Skip to Navigation | Skip to Main Content | Skip to Site Map

MyFloridaHouse.gov | Flsenate.gov Archives | Mobile Site

Senate Tracker: Sign Up | Login

CS/HB 479 — Animal Control

by Health and Human Services Quality Subcommittee; Rep. O’Toole, and others (CS/SB 654 by Regulated Industries Committee; and Senators Hays, Sobel, and Montford

This summary is provided for information only and does not represent the opinion of any Senator, Senate Officer, or Senate Office.

Prepared by: Regulated Industries Committee (RI)

The bill expands the list of drugs that can be used to euthanize and immobilize domestic animals. The bill allows the Board of Pharmacy, at the request of the Board of Veterinary Medicine, to expand the list of drugs that may be used to euthanize or immobilize domestic animals if findings support the addition of drugs to the list for humane and lawful treatment of animals. The bill limits the possession and use of these drugs to animal control officers and employees or agents of animal control agencies and humane societies while operating within the scope of their employment or official duties.

The bill clarifies that the Department of Health is responsible for issuing the permit, by removing an outdated reference to the Department of Business and Professional Regulation being responsible for issuing the permit. The bill provides the Department of Health and the Board of Pharmacy with the authority to deny a permit, or fine, place on probation, or otherwise discipline an applicant or permittee for failure to maintain certain standards or violation of statutes.
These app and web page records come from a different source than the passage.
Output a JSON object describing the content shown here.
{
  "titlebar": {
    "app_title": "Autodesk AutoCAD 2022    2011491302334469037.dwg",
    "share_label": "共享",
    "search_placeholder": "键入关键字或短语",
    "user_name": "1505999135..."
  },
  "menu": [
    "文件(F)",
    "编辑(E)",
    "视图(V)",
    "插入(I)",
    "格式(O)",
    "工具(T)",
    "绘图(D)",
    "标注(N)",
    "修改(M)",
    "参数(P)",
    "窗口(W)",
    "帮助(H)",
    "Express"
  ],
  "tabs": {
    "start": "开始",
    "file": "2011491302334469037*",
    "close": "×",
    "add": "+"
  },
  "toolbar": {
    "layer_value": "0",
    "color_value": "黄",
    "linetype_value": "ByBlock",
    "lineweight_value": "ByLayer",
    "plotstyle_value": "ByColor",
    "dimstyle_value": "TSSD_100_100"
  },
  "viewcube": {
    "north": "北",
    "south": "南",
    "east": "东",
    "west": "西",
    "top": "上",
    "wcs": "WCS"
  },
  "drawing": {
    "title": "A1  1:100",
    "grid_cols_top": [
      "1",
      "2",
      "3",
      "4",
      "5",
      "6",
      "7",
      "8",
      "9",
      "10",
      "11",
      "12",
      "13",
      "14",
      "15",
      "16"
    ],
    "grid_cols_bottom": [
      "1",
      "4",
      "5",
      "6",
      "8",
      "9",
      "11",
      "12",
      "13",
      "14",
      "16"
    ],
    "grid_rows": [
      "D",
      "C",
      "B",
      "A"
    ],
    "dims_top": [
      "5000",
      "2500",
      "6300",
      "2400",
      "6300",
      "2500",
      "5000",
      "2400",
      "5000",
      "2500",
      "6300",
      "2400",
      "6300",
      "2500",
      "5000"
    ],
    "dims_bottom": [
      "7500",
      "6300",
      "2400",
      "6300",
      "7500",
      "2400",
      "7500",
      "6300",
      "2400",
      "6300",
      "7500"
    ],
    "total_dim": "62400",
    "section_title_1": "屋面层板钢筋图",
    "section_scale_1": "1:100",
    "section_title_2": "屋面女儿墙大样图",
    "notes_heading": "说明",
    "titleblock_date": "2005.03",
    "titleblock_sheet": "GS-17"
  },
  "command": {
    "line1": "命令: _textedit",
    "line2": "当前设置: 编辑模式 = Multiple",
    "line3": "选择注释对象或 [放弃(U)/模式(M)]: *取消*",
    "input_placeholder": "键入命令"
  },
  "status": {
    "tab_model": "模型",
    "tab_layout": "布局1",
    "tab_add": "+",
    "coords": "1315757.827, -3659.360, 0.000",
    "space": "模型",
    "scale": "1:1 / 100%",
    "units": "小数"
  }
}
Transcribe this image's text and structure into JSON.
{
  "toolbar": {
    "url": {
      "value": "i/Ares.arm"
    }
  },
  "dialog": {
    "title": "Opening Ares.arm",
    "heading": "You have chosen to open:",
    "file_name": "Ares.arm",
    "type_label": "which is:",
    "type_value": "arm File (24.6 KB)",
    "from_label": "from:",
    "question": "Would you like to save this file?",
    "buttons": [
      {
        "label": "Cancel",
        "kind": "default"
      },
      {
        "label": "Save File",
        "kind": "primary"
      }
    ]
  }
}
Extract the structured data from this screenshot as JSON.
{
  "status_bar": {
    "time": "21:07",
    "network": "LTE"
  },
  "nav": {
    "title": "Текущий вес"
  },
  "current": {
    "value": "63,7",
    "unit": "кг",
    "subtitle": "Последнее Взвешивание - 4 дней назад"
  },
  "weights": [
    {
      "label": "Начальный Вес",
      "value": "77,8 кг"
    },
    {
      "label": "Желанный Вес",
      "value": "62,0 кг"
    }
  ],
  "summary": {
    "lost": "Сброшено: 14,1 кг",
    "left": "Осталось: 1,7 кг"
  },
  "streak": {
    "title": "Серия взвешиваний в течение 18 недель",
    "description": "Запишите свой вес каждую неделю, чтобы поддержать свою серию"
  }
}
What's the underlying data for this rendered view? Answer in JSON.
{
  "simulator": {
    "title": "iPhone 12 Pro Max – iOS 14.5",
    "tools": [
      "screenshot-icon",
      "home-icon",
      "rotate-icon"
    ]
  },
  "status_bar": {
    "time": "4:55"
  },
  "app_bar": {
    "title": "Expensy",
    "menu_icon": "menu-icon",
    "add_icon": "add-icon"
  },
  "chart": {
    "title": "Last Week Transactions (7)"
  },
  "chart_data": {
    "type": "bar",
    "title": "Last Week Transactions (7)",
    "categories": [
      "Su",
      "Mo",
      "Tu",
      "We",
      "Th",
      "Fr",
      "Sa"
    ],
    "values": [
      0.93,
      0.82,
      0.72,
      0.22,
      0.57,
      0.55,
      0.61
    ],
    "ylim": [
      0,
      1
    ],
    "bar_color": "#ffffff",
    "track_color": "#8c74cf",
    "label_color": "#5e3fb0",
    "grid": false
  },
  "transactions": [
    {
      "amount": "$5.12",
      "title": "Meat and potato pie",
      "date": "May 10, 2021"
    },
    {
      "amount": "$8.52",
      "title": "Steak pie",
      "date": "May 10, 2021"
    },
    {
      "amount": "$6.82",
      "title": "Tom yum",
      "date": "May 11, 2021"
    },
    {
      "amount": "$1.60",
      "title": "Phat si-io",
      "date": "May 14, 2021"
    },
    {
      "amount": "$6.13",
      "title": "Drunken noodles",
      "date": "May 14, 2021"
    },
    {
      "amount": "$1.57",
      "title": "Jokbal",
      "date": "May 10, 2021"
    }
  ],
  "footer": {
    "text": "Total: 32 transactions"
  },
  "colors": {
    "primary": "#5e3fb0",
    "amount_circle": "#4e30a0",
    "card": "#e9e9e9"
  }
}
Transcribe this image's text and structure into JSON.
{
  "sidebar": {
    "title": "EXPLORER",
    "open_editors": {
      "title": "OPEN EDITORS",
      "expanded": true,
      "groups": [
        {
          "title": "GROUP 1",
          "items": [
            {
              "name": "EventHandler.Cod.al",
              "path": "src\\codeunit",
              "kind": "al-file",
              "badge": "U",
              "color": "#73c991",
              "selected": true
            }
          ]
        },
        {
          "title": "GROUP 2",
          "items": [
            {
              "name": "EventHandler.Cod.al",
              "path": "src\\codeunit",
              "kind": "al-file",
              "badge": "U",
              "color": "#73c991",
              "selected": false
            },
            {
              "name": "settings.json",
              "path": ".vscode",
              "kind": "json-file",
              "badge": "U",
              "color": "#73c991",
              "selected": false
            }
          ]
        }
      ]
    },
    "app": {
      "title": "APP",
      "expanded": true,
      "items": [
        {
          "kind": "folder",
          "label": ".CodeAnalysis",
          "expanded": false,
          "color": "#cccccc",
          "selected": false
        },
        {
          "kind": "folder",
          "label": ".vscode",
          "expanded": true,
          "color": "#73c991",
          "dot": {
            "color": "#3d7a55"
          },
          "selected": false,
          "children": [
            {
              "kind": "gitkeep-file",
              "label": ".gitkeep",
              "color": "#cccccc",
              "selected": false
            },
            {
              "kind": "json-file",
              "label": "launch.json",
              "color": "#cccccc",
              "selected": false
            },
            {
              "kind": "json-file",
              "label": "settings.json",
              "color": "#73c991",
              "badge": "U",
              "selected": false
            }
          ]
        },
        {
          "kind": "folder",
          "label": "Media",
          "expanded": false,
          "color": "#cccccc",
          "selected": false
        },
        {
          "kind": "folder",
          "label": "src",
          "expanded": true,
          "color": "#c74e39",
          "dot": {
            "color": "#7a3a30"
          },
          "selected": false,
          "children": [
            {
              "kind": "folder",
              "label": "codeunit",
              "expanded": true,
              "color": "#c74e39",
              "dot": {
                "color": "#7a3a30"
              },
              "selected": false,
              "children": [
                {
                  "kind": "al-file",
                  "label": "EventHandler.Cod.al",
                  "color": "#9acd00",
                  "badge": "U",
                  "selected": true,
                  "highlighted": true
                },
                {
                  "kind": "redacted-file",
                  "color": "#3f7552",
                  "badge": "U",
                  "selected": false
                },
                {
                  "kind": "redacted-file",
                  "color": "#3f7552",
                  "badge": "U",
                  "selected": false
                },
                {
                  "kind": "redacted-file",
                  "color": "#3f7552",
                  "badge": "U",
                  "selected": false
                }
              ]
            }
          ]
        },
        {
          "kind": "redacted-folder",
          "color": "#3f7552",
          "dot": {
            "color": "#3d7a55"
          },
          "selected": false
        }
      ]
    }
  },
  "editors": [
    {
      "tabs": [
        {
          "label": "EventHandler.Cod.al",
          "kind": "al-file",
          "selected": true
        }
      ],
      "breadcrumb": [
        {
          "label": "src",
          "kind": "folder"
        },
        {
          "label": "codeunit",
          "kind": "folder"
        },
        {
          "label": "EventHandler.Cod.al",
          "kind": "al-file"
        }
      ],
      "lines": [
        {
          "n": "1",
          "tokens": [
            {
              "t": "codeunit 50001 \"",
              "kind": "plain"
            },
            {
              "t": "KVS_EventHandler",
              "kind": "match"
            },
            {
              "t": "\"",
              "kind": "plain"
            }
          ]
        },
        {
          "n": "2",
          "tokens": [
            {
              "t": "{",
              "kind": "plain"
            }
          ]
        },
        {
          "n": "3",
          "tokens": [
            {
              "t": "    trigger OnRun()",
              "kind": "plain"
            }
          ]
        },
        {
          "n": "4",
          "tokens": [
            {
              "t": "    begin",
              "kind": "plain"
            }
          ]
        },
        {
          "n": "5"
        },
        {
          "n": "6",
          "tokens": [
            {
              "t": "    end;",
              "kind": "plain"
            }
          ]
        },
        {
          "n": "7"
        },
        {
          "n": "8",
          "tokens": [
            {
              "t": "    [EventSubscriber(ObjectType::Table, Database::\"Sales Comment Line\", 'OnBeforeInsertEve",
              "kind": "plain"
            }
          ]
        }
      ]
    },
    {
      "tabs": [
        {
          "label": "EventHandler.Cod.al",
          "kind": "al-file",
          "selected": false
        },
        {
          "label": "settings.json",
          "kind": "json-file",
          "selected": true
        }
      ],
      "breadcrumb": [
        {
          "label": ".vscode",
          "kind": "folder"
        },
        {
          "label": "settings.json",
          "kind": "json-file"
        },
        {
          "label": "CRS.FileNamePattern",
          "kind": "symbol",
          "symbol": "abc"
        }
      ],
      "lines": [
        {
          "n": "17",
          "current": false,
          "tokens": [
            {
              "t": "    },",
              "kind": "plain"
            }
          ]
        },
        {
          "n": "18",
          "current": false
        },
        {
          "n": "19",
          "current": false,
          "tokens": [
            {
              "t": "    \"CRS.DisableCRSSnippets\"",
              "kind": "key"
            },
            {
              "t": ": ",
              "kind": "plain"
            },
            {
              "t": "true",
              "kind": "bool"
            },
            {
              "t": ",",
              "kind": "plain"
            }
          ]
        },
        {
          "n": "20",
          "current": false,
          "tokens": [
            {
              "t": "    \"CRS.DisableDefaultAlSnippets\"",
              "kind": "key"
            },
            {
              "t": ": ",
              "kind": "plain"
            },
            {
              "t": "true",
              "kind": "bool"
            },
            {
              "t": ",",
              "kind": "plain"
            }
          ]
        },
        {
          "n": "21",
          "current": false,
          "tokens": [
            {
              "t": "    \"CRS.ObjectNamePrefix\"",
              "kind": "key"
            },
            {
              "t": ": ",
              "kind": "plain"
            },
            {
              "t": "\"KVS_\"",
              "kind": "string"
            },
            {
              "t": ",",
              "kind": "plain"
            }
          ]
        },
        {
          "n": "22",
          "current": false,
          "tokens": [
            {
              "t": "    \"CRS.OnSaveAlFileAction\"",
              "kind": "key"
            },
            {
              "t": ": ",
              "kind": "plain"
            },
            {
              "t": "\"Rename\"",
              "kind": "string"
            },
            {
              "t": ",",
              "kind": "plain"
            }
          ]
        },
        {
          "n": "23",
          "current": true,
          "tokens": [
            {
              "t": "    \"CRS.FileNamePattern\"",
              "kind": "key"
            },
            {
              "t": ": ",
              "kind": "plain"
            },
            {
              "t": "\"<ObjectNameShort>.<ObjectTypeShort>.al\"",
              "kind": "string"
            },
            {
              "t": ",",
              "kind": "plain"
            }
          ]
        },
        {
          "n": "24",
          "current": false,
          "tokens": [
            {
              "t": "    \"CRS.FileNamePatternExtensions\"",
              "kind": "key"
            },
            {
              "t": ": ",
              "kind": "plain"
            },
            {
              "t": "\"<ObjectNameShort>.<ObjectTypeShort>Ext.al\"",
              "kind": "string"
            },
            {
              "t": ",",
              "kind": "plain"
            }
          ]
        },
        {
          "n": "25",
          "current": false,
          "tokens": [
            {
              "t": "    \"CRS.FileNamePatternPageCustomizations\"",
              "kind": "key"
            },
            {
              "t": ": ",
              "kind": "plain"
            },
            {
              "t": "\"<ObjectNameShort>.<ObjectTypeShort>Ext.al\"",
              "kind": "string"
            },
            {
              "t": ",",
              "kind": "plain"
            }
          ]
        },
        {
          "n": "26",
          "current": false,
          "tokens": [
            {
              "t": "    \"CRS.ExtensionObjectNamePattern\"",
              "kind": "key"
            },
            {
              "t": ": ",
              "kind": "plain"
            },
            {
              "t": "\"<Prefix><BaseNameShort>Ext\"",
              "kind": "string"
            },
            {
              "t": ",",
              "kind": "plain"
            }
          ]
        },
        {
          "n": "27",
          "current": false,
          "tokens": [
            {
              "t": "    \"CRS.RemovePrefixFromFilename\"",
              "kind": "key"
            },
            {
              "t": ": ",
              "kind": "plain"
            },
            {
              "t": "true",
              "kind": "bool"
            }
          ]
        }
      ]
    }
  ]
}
The bill allows the Department of Health to immediately suspend a permit through emergency order upon a determination that a permittee poses a threat to public health, safety and welfare.

The bill eliminates food-based delivery of euthanasia drugs as an acceptable method of euthanization. The bill permits euthanasia by intracardial injection only upon a dog or cat which is unconscious and exhibits no corneal reflex.

Lastly, the bill requires an animal control officer, a wildlife officer, and an animal disease diagnostic laboratory to report to the Department of Health knowledge of any animal bite, diagnosis or suspicion of a group of animals having similar disease, or any symptom or syndrome that may pose a threat to humans.

If approved by the Governor, these provisions take effect July 1, 2012.

Vote: Senate 39-0; House 116-0